▶ Try it: Where the string "price" appears in a line of the data, show that line.

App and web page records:
=== Begin Enclosure ===

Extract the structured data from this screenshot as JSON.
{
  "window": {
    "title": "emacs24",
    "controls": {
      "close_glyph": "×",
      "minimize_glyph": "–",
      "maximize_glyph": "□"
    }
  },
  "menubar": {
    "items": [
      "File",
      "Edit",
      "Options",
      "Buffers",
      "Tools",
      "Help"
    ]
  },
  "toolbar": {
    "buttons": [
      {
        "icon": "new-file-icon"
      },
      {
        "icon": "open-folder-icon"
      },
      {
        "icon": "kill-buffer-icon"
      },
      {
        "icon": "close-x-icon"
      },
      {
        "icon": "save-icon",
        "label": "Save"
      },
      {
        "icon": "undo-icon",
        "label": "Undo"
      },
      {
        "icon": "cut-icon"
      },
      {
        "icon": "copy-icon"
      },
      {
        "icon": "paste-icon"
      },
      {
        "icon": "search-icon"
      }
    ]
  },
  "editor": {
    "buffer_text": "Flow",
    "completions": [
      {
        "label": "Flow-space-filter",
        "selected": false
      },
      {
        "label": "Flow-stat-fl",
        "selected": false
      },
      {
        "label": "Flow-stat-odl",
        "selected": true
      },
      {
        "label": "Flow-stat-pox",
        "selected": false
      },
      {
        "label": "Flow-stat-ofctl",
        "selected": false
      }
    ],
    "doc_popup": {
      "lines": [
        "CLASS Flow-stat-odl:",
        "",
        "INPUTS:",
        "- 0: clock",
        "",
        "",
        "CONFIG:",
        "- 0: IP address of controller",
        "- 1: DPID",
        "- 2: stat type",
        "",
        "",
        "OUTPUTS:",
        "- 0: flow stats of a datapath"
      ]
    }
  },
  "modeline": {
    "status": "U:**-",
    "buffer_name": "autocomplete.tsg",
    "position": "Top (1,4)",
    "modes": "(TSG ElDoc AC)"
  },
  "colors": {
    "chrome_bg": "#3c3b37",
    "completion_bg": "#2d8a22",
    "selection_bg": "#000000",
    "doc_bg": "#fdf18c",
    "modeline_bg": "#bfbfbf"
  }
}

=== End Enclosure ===
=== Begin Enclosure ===

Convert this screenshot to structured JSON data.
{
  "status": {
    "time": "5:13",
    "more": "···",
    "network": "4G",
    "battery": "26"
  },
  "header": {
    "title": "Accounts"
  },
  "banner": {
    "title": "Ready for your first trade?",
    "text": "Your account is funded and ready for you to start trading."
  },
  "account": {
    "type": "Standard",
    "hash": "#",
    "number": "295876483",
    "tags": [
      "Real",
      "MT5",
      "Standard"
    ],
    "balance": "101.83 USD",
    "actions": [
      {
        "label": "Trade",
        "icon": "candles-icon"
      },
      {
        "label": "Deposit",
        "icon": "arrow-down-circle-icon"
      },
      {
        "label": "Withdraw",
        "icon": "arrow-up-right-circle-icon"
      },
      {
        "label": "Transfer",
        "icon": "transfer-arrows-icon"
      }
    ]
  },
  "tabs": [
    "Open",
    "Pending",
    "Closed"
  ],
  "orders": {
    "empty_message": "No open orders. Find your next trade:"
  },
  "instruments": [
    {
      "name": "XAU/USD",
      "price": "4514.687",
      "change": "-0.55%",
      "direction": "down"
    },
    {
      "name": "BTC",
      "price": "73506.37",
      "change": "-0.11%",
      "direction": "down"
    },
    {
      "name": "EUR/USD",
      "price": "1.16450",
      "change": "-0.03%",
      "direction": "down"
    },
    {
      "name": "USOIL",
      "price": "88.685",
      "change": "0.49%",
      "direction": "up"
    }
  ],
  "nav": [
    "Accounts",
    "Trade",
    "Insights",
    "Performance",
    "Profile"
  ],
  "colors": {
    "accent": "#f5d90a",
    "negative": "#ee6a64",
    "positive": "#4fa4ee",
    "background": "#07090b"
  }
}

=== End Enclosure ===

▶ Solution to the problem:
      "price": "4514.687",
      "price": "73506.37",
      "price": "1.16450",
      "price": "88.685",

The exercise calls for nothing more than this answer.